Jim was the foreman and stallion manager for Walter Merrick from 1966 through 1969. He handled the breeding of Three Bars and Jet Smooth as well as Riches and Honors (TB) and King Kameah (TB)

 

After the breeding season in 1960 Jim went to work for the Quarter Horse Journal as Assistant Editor and feature writer. This afforded him the opportunity to visit with and write stories about many great horsemen and their horses. Most of the material used in the biography of Monte Reger when he was inducted into the Oklahoma Quarter Horse Hall of Fame came from a two-part story written by Jim Scarbrough and published in the Quarter Horse Journal.

 

Jim moved to Carrollton, Kentucky in 1973 as managing partner of Tucky Farms, where they raised and sold Quarter Horses and Thoroughbreds.
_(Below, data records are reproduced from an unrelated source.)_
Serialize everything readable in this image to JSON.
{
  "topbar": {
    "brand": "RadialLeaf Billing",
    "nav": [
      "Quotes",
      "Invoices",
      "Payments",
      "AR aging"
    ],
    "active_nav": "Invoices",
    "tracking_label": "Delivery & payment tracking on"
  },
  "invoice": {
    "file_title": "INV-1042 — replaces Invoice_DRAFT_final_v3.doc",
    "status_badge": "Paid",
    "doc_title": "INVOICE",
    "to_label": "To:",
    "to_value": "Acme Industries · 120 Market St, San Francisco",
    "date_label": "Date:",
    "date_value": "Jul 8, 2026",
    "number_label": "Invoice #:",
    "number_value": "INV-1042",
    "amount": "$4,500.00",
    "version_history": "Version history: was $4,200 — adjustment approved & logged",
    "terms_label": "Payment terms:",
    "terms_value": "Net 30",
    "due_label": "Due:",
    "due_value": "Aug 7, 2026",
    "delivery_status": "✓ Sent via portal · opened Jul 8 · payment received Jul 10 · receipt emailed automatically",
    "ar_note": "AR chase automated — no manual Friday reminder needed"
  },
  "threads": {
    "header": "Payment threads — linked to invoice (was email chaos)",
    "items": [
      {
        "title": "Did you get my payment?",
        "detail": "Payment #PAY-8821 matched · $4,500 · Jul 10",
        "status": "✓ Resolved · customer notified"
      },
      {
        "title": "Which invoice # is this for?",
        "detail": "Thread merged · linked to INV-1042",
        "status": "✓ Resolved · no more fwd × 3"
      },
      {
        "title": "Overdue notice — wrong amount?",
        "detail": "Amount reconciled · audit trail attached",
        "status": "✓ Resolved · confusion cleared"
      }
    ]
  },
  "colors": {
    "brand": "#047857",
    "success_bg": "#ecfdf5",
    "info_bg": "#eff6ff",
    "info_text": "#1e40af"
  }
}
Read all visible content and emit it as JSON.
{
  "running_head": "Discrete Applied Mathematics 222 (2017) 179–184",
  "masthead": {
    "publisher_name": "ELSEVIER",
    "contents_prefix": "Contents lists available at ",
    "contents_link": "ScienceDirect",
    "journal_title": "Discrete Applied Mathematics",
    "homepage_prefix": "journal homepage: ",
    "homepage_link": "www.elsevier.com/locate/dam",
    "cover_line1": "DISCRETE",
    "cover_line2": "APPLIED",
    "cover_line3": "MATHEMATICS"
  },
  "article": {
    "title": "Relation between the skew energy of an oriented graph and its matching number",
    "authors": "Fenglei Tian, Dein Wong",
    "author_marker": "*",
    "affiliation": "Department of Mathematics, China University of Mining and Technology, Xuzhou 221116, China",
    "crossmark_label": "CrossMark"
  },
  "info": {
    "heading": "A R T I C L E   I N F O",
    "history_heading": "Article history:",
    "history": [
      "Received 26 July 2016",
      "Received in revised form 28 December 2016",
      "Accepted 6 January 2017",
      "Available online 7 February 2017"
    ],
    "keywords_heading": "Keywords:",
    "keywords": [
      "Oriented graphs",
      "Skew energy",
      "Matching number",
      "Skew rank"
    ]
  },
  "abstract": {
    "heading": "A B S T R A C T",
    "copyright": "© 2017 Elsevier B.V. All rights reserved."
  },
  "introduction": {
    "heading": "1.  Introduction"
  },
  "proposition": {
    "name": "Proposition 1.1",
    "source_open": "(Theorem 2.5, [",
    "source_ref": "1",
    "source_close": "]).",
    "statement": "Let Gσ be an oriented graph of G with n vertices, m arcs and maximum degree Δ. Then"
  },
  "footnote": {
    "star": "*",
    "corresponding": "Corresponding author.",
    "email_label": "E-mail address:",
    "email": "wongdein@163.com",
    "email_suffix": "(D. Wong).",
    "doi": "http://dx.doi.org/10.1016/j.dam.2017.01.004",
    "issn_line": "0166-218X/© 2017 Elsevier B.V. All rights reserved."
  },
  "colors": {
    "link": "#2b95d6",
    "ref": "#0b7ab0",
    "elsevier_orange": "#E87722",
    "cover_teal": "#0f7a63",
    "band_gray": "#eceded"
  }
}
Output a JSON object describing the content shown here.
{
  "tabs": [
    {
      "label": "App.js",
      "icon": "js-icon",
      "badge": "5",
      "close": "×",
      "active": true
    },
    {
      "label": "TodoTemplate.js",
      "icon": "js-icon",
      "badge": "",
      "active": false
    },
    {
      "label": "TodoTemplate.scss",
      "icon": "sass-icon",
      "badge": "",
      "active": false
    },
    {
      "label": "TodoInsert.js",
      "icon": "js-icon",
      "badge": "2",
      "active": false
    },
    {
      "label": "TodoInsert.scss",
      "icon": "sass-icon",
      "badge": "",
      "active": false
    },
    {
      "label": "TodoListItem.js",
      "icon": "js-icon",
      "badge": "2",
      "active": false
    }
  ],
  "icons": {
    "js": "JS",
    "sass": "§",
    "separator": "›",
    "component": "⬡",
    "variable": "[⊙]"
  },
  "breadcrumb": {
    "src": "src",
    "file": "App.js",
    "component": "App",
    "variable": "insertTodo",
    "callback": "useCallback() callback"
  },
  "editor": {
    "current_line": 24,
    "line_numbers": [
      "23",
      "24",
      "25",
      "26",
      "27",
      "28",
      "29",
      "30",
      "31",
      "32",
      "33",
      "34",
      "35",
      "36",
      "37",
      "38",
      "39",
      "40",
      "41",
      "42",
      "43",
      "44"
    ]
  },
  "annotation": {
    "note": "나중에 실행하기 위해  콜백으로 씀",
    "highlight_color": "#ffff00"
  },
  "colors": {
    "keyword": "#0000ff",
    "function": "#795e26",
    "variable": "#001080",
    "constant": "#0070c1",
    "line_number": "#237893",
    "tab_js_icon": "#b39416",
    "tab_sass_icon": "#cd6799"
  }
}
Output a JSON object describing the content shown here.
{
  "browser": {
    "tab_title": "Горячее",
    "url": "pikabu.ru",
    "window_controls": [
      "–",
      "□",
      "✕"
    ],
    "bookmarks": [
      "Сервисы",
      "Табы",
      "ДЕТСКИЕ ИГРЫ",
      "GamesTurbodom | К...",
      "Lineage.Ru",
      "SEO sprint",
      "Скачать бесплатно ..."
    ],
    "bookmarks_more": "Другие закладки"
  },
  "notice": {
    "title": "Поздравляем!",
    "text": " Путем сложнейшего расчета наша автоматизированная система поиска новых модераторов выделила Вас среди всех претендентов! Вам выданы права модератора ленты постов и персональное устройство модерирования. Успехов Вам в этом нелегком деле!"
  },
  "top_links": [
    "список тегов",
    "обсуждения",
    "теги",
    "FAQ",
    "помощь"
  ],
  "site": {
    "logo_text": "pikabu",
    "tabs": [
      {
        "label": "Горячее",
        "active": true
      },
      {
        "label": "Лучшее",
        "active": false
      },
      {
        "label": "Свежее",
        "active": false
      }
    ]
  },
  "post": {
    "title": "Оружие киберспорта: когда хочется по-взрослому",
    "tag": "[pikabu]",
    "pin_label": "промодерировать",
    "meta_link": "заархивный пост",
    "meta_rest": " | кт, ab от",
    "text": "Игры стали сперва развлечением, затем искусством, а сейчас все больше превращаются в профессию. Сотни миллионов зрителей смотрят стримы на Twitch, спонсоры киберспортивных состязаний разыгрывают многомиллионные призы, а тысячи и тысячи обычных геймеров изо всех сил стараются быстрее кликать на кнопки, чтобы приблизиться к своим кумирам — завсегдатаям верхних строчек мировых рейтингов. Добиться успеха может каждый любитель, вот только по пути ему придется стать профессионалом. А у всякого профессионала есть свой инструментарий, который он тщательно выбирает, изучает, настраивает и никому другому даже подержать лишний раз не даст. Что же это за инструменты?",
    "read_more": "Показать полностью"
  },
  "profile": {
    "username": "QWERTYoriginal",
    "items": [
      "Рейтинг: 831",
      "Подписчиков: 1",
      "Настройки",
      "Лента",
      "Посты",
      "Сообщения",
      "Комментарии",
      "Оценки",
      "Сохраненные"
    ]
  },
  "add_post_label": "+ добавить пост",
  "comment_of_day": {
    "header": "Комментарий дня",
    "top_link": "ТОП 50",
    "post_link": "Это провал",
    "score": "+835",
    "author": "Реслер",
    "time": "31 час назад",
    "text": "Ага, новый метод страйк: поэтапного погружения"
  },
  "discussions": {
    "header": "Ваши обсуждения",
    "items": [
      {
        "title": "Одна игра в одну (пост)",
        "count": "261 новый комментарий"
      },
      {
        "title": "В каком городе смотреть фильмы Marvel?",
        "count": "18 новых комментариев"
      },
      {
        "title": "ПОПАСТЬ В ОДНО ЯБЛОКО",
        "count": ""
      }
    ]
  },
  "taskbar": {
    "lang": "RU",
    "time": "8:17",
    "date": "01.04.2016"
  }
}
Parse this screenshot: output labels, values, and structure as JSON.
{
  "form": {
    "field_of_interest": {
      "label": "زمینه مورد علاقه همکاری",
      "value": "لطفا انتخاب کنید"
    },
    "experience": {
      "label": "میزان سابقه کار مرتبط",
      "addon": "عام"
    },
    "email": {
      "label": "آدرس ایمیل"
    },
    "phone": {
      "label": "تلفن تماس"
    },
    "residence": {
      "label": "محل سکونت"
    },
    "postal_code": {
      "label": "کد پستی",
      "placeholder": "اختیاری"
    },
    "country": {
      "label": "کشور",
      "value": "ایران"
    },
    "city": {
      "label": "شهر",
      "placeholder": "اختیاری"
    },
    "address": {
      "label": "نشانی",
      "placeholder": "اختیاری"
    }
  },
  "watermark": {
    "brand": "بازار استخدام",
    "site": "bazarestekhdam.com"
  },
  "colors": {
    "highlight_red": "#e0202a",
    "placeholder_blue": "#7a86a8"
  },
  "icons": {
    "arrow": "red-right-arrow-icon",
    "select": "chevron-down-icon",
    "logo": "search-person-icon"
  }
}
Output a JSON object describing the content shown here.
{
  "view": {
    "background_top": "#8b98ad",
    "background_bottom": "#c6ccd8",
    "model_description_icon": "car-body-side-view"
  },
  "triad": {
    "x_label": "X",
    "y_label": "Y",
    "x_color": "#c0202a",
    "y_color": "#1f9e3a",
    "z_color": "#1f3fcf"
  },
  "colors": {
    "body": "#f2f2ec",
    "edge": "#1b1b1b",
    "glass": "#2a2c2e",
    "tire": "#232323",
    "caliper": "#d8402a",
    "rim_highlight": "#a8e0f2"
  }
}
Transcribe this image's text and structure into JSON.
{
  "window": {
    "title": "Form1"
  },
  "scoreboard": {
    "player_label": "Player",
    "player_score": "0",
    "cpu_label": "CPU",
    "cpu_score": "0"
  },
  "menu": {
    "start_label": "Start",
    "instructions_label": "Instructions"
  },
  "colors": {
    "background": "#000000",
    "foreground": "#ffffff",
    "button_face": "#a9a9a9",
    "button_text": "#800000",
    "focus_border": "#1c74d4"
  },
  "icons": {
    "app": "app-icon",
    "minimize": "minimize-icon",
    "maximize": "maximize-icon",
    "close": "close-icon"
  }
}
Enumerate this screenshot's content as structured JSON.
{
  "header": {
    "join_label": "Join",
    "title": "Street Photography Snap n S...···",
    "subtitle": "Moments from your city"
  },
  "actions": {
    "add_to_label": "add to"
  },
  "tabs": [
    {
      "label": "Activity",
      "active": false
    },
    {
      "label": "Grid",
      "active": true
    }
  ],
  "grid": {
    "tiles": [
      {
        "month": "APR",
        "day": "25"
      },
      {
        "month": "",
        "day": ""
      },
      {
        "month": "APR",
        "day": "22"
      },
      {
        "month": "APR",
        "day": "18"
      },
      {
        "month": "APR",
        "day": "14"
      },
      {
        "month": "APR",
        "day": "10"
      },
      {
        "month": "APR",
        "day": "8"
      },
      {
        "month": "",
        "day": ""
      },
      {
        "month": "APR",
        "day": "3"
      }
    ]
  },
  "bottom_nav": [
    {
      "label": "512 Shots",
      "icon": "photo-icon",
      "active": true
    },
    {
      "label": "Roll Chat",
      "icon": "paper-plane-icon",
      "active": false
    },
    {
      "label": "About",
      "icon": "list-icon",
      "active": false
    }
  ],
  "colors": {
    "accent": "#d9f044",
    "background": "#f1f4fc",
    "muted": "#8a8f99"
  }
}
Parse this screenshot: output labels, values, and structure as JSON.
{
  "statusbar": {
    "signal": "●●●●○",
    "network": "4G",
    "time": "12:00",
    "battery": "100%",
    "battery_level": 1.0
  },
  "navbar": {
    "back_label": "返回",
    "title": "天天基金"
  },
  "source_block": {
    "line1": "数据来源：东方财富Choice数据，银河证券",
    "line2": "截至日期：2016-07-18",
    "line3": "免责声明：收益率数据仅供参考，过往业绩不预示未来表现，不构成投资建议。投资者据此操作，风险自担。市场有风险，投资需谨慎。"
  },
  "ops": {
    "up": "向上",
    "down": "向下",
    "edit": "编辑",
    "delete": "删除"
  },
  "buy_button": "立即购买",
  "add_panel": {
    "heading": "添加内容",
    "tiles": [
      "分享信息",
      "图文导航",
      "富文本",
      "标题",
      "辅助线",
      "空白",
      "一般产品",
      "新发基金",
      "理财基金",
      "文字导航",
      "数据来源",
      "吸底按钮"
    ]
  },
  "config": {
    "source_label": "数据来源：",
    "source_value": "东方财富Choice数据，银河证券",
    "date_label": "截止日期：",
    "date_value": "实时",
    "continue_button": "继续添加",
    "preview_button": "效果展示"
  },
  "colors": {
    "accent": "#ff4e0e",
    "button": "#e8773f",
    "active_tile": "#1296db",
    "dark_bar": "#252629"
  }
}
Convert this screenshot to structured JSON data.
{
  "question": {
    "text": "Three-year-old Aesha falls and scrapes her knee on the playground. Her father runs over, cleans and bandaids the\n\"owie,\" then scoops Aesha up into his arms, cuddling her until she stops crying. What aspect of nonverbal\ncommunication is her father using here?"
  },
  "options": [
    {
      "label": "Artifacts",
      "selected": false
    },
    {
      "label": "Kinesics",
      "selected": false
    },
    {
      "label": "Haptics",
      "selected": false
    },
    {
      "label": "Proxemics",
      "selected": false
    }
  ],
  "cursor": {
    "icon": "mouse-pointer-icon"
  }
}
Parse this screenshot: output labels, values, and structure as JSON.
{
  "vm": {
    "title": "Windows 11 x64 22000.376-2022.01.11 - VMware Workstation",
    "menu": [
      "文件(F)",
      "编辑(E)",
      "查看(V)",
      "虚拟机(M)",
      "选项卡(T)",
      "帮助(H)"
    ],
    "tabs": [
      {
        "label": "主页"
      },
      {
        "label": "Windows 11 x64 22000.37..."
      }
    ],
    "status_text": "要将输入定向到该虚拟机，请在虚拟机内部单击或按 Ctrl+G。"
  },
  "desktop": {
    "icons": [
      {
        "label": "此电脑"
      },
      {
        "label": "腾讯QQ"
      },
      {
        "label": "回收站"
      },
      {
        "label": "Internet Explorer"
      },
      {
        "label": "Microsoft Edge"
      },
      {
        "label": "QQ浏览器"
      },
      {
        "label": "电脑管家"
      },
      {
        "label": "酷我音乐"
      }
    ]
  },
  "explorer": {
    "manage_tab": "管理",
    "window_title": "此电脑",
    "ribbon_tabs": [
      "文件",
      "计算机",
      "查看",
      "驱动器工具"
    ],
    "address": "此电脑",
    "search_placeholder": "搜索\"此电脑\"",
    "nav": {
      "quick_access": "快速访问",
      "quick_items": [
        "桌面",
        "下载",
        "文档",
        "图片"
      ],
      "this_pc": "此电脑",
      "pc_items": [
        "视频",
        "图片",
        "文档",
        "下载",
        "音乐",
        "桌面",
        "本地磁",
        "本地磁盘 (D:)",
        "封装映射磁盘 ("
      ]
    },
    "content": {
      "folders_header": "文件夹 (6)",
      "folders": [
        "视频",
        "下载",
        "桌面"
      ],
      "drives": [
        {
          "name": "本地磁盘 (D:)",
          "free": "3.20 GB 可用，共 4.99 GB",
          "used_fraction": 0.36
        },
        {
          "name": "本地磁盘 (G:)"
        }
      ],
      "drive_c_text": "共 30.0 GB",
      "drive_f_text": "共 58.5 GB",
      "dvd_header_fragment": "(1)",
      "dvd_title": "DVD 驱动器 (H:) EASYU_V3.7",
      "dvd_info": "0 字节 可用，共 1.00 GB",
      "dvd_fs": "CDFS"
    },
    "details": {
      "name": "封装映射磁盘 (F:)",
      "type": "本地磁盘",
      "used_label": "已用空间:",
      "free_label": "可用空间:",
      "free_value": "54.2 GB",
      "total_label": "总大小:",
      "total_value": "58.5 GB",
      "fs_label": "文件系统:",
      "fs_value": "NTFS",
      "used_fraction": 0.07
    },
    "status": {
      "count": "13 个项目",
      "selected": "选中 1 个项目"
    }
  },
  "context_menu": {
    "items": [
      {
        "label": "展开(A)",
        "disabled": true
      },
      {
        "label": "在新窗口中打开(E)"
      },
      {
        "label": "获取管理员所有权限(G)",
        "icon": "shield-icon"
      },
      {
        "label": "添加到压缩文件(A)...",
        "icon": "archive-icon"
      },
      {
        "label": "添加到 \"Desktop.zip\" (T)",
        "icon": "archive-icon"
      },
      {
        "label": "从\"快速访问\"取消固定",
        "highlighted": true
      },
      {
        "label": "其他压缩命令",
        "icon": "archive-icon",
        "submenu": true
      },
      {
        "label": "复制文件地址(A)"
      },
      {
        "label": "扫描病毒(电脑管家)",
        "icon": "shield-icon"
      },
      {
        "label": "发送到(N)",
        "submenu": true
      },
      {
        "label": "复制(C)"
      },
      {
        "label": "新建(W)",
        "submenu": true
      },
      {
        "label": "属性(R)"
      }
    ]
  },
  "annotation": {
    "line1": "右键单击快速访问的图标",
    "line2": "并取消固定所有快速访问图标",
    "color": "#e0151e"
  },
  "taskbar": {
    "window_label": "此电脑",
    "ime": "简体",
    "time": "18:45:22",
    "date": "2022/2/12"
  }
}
He sold a cutting horse stallion to Bill Frith of Tenderten, Kent, England who sired a number of quality horses in England in the formative years of the American Quarter Horse Association in the UK.

 

In 1974, while in Kentucky, the Governor appointed Jim to the Quarter Horse Racing Commission, and in the fall of 1978 Jim served as Assistant Racing Secretary and placing judge at the first all Quarter Horse race meet at Commonwealth Race Course in Lexington, Kentucky.

 

The Scarbroughs moved back to southeastern Oklahoma in 1978, where they still live east of Heavener. They cut the timber off the land, sawed it at a county sawmill and built the house and all of the improvements themselves. Jim says that it was a 25-year project, but a labor of love.

  

Jim still has registered Quarter horses, which he uses to work cattle in the mountains around Heavener. He also sorts and pens cattle weekly at a nearby cattle auction.

 

A truly amazing life – one which enriches ours and makes it a pleasure to induct Jim Scarbrough into the Oklahoma Quarter Horse Hall of Fame.